▶ [Work to be completed] Return all lines in the data where the string "left" can be found.

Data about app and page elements
=====
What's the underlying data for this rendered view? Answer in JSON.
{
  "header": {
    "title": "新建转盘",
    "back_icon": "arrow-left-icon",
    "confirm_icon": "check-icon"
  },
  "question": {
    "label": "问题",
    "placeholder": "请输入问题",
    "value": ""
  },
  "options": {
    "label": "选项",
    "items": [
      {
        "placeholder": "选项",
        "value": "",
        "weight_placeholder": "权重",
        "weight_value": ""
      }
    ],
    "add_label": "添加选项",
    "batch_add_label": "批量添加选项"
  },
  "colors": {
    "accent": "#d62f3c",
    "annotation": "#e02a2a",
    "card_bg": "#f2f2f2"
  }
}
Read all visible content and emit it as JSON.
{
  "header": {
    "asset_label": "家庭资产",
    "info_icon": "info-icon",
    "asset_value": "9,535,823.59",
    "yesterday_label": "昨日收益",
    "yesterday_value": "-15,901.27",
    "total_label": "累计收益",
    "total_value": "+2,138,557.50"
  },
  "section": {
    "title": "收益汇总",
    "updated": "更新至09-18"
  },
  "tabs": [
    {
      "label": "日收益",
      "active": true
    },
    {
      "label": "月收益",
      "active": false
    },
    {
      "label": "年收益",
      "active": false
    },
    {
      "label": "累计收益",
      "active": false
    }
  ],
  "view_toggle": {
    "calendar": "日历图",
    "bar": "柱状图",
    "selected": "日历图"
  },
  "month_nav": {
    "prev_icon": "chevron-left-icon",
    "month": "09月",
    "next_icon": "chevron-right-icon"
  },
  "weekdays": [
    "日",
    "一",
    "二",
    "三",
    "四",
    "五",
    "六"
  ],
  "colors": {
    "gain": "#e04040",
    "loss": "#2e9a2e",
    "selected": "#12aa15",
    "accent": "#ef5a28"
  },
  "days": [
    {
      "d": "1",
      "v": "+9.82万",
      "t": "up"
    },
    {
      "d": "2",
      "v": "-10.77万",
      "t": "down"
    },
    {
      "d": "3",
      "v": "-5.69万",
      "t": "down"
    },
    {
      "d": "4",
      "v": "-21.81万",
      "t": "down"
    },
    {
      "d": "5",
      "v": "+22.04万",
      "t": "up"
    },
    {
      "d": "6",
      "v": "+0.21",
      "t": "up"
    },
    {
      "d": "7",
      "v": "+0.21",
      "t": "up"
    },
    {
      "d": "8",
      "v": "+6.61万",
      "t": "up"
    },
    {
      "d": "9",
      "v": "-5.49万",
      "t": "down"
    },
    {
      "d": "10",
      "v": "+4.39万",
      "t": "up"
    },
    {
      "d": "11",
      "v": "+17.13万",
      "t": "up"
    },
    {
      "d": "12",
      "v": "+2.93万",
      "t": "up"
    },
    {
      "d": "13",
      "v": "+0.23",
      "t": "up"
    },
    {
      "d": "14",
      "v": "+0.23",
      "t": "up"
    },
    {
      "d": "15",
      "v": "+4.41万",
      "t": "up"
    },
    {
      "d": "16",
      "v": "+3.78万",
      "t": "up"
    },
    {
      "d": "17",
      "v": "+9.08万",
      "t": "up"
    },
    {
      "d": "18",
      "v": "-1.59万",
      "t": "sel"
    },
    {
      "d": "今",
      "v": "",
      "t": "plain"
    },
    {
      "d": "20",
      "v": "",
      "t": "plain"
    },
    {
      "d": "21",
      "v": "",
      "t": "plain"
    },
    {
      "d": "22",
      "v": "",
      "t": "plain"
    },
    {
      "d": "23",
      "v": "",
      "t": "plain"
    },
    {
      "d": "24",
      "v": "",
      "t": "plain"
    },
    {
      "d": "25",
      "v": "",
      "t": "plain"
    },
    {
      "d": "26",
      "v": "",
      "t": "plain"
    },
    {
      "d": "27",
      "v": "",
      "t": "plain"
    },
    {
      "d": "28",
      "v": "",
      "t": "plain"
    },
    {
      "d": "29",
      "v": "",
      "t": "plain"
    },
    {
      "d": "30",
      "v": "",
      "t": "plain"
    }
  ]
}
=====
▶ [Written answer]
    "back_icon": "arrow-left-icon",
    "prev_icon": "chevron-left-icon",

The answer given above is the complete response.